Activity: Lines of the data that contain the word "minősége" are the ones to copy.

---*---

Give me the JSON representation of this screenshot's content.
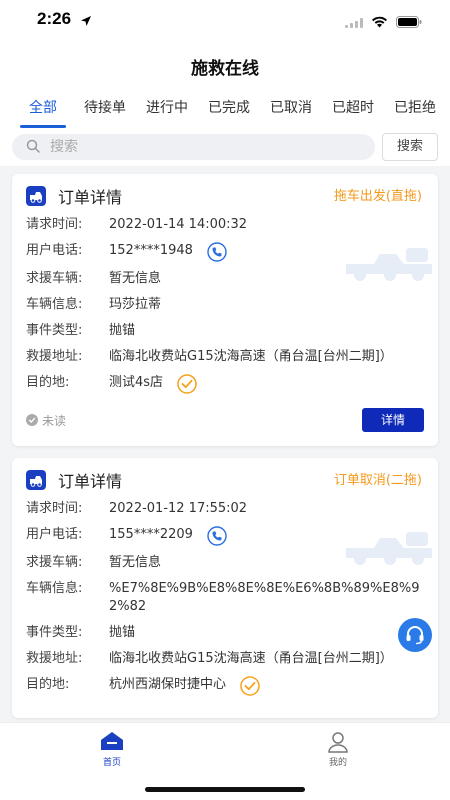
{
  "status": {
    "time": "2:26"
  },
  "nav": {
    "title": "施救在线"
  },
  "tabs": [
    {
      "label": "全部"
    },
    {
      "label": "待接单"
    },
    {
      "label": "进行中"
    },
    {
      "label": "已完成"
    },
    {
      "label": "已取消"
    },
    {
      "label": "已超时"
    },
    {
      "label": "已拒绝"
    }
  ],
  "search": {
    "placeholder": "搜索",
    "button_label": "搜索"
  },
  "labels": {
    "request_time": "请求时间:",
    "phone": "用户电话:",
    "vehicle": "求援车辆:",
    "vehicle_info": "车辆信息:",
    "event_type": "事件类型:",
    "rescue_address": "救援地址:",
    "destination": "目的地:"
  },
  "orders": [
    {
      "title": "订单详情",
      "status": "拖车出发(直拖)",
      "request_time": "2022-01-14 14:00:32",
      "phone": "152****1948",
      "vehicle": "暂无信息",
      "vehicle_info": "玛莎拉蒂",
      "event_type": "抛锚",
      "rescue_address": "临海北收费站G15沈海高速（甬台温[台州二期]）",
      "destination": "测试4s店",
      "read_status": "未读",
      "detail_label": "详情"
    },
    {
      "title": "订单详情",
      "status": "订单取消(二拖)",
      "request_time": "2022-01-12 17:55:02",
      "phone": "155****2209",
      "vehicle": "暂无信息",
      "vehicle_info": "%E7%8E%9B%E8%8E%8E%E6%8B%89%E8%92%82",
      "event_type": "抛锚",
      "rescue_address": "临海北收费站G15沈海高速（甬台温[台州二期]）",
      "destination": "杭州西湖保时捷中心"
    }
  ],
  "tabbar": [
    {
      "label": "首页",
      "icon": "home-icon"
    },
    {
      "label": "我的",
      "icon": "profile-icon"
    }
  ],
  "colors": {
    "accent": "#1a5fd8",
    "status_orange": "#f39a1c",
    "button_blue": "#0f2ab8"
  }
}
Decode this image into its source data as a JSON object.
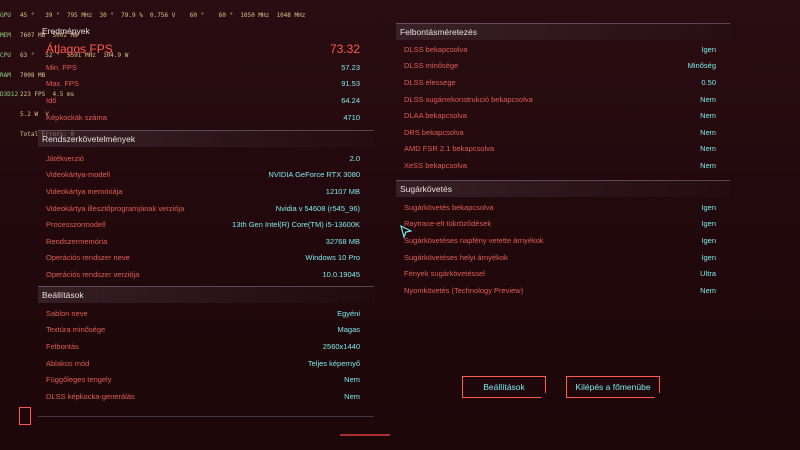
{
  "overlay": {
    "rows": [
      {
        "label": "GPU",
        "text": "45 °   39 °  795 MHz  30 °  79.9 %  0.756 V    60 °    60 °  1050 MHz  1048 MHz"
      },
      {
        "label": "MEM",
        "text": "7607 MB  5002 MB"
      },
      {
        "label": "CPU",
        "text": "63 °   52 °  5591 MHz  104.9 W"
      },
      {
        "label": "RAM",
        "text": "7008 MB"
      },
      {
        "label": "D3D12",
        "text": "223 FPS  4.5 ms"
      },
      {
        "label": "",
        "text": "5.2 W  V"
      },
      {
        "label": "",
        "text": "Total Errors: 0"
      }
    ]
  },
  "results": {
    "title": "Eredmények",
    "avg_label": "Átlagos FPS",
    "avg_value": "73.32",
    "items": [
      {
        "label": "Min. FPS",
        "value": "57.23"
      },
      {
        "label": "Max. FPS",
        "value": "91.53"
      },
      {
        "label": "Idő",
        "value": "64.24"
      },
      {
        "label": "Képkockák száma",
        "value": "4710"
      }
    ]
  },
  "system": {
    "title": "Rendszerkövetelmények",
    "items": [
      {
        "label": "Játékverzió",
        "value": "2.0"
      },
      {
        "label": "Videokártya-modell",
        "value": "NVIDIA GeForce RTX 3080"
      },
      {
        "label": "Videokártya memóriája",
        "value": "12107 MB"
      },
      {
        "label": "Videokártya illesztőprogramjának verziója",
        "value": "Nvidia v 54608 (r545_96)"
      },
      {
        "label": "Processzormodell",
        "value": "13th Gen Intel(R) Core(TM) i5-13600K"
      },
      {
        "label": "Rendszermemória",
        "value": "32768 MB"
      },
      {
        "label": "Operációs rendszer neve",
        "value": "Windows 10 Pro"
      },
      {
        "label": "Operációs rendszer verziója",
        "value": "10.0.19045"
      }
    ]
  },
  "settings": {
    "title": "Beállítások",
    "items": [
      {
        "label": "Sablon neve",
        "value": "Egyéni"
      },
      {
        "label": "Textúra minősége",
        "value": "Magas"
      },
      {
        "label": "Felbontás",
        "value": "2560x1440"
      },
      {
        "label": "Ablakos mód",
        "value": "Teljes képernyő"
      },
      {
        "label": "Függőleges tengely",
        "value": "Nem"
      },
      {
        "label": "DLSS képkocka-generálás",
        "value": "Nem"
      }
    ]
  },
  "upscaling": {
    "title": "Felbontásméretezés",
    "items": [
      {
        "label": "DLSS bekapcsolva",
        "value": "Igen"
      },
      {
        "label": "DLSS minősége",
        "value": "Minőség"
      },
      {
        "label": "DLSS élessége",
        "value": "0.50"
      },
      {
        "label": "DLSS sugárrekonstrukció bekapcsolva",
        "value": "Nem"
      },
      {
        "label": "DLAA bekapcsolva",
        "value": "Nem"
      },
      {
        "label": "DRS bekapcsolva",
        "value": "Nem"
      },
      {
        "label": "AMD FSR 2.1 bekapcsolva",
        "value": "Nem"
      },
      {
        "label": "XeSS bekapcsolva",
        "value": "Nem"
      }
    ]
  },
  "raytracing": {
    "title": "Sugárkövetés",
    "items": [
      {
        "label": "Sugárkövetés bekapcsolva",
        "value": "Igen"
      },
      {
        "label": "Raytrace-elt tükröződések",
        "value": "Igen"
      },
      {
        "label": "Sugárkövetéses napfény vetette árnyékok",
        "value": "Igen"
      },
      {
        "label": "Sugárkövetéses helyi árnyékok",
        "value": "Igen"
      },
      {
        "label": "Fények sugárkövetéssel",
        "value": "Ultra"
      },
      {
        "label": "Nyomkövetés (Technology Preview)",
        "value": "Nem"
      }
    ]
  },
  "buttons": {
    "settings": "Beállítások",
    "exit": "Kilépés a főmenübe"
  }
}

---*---

Output for this exercise:
        "label": "Textúra minősége",
        "label": "DLSS minősége",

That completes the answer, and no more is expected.